━━ Provided data ━━

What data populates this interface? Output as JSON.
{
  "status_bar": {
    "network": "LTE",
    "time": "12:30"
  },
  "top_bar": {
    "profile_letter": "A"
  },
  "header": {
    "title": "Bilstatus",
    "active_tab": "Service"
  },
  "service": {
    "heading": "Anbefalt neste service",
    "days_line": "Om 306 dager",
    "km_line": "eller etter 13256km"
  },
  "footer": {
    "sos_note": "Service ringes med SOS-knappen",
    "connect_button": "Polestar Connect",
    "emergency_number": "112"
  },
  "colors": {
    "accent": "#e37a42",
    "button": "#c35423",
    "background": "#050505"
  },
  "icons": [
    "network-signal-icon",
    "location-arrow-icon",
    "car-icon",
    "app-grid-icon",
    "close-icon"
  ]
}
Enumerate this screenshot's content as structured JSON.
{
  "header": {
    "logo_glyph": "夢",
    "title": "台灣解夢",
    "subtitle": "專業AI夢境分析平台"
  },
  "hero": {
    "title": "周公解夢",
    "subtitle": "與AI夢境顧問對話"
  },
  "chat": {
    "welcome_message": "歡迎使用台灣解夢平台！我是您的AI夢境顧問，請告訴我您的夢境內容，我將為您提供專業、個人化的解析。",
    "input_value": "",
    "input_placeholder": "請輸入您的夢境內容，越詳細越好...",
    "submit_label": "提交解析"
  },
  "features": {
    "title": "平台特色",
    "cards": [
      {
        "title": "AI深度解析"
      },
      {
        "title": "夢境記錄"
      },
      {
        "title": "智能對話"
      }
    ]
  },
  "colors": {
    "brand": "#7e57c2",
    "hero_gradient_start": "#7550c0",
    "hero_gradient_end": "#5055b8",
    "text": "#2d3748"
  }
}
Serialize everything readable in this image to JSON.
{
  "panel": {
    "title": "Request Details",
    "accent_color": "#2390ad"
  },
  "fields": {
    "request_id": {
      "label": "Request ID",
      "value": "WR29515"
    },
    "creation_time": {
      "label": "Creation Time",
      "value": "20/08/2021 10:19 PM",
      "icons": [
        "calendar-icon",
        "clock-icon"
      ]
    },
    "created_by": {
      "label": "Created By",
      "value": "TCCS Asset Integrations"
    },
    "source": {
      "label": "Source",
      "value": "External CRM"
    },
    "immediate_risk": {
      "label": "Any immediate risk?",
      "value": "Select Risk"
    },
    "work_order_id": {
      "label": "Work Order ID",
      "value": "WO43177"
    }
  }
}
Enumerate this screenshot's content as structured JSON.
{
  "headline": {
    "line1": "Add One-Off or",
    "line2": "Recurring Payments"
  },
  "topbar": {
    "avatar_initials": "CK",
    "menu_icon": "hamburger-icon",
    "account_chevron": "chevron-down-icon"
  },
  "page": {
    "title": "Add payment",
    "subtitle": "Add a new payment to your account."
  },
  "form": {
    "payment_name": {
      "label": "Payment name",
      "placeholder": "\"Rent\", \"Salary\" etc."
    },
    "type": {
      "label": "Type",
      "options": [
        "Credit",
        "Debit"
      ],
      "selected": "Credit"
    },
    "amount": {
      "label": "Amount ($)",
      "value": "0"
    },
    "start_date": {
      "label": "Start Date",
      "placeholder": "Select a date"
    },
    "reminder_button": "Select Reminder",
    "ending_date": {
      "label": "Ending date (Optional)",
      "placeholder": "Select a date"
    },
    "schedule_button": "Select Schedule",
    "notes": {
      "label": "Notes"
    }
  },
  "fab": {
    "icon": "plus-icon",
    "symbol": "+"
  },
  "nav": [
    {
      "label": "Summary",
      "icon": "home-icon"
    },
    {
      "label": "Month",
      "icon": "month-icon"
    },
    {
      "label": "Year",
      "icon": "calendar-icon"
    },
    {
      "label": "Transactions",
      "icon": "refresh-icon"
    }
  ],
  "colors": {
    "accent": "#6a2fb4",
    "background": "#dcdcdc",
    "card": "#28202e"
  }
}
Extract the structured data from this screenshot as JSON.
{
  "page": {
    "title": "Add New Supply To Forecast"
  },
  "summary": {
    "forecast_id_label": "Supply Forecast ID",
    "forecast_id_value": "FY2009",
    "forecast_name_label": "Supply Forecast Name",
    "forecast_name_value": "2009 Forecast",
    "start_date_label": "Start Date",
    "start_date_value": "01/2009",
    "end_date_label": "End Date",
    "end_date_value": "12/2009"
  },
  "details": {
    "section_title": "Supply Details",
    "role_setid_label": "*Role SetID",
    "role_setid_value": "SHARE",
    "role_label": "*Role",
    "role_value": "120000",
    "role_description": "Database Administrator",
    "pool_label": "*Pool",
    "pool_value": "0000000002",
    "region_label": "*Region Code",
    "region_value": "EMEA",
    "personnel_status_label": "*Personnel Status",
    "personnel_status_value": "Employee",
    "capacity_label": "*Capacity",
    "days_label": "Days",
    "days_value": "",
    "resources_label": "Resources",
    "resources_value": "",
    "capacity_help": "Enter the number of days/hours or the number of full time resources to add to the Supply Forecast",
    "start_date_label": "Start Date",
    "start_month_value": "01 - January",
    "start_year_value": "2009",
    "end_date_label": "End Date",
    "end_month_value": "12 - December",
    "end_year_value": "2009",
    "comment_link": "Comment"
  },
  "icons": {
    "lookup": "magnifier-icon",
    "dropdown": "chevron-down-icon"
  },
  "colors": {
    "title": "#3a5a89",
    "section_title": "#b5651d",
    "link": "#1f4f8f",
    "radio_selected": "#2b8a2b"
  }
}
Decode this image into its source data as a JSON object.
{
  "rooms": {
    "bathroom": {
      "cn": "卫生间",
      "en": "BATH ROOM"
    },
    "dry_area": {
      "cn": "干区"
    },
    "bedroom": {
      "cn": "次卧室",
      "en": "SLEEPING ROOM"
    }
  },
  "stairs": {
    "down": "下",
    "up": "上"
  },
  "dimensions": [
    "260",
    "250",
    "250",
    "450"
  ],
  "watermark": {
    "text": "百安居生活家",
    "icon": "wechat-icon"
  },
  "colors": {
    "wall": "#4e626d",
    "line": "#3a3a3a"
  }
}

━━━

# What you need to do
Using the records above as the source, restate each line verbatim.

# Written reply
What data populates this interface? Output as JSON.
{
  "status_bar": {
    "network": "LTE",
    "time": "12:30"
  },
  "top_bar": {
    "profile_letter": "A"
  },
  "header": {
    "title": "Bilstatus",
    "active_tab": "Service"
  },
  "service": {
    "heading": "Anbefalt neste service",
    "days_line": "Om 306 dager",
    "km_line": "eller etter 13256km"
  },
  "footer": {
    "sos_note": "Service ringes med SOS-knappen",
    "connect_button": "Polestar Connect",
    "emergency_number": "112"
  },
  "colors": {
    "accent": "#e37a42",
    "button": "#c35423",
    "background": "#050505"
  },
  "icons": [
    "network-signal-icon",
    "location-arrow-icon",
    "car-icon",
    "app-grid-icon",
    "close-icon"
  ]
}
Enumerate this screenshot's content as structured JSON.
{
  "header": {
    "logo_glyph": "夢",
    "title": "台灣解夢",
    "subtitle": "專業AI夢境分析平台"
  },
  "hero": {
    "title": "周公解夢",
    "subtitle": "與AI夢境顧問對話"
  },
  "chat": {
    "welcome_message": "歡迎使用台灣解夢平台！我是您的AI夢境顧問，請告訴我您的夢境內容，我將為您提供專業、個人化的解析。",
    "input_value": "",
    "input_placeholder": "請輸入您的夢境內容，越詳細越好...",
    "submit_label": "提交解析"
  },
  "features": {
    "title": "平台特色",
    "cards": [
      {
        "title": "AI深度解析"
      },
      {
        "title": "夢境記錄"
      },
      {
        "title": "智能對話"
      }
    ]
  },
  "colors": {
    "brand": "#7e57c2",
    "hero_gradient_start": "#7550c0",
    "hero_gradient_end": "#5055b8",
    "text": "#2d3748"
  }
}
Serialize everything readable in this image to JSON.
{
  "panel": {
    "title": "Request Details",
    "accent_color": "#2390ad"
  },
  "fields": {
    "request_id": {
      "label": "Request ID",
      "value": "WR29515"
    },
    "creation_time": {
      "label": "Creation Time",
      "value": "20/08/2021 10:19 PM",
      "icons": [
        "calendar-icon",
        "clock-icon"
      ]
    },
    "created_by": {
      "label": "Created By",
      "value": "TCCS Asset Integrations"
    },
    "source": {
      "label": "Source",
      "value": "External CRM"
    },
    "immediate_risk": {
      "label": "Any immediate risk?",
      "value": "Select Risk"
    },
    "work_order_id": {
      "label": "Work Order ID",
      "value": "WO43177"
    }
  }
}
Enumerate this screenshot's content as structured JSON.
{
  "headline": {
    "line1": "Add One-Off or",
    "line2": "Recurring Payments"
  },
  "topbar": {
    "avatar_initials": "CK",
    "menu_icon": "hamburger-icon",
    "account_chevron": "chevron-down-icon"
  },
  "page": {
    "title": "Add payment",
    "subtitle": "Add a new payment to your account."
  },
  "form": {
    "payment_name": {
      "label": "Payment name",
      "placeholder": "\"Rent\", \"Salary\" etc."
    },
    "type": {
      "label": "Type",
      "options": [
        "Credit",
        "Debit"
      ],
      "selected": "Credit"
    },
    "amount": {
      "label": "Amount ($)",
      "value": "0"
    },
    "start_date": {
      "label": "Start Date",
      "placeholder": "Select a date"
    },
    "reminder_button": "Select Reminder",
    "ending_date": {
      "label": "Ending date (Optional)",
      "placeholder": "Select a date"
    },
    "schedule_button": "Select Schedule",
    "notes": {
      "label": "Notes"
    }
  },
  "fab": {
    "icon": "plus-icon",
    "symbol": "+"
  },
  "nav": [
    {
      "label": "Summary",
      "icon": "home-icon"
    },
    {
      "label": "Month",
      "icon": "month-icon"
    },
    {
      "label": "Year",
      "icon": "calendar-icon"
    },
    {
      "label": "Transactions",
      "icon": "refresh-icon"
    }
  ],
  "colors": {
    "accent": "#6a2fb4",
    "background": "#dcdcdc",
    "card": "#28202e"
  }
}
Extract the structured data from this screenshot as JSON.
{
  "page": {
    "title": "Add New Supply To Forecast"
  },
  "summary": {
    "forecast_id_label": "Supply Forecast ID",
    "forecast_id_value": "FY2009",
    "forecast_name_label": "Supply Forecast Name",
    "forecast_name_value": "2009 Forecast",
    "start_date_label": "Start Date",
    "start_date_value": "01/2009",
    "end_date_label": "End Date",
    "end_date_value": "12/2009"
  },
  "details": {
    "section_title": "Supply Details",
    "role_setid_label": "*Role SetID",
    "role_setid_value": "SHARE",
    "role_label": "*Role",
    "role_value": "120000",
    "role_description": "Database Administrator",
    "pool_label": "*Pool",
    "pool_value": "0000000002",
    "region_label": "*Region Code",
    "region_value": "EMEA",
    "personnel_status_label": "*Personnel Status",
    "personnel_status_value": "Employee",
    "capacity_label": "*Capacity",
    "days_label": "Days",
    "days_value": "",
    "resources_label": "Resources",
    "resources_value": "",
    "capacity_help": "Enter the number of days/hours or the number of full time resources to add to the Supply Forecast",
    "start_date_label": "Start Date",
    "start_month_value": "01 - January",
    "start_year_value": "2009",
    "end_date_label": "End Date",
    "end_month_value": "12 - December",
    "end_year_value": "2009",
    "comment_link": "Comment"
  },
  "icons": {
    "lookup": "magnifier-icon",
    "dropdown": "chevron-down-icon"
  },
  "colors": {
    "title": "#3a5a89",
    "section_title": "#b5651d",
    "link": "#1f4f8f",
    "radio_selected": "#2b8a2b"
  }
}
Decode this image into its source data as a JSON object.
{
  "rooms": {
    "bathroom": {
      "cn": "卫生间",
      "en": "BATH ROOM"
    },
    "dry_area": {
      "cn": "干区"
    },
    "bedroom": {
      "cn": "次卧室",
      "en": "SLEEPING ROOM"
    }
  },
  "stairs": {
    "down": "下",
    "up": "上"
  },
  "dimensions": [
    "260",
    "250",
    "250",
    "450"
  ],
  "watermark": {
    "text": "百安居生活家",
    "icon": "wechat-icon"
  },
  "colors": {
    "wall": "#4e626d",
    "line": "#3a3a3a"
  }
}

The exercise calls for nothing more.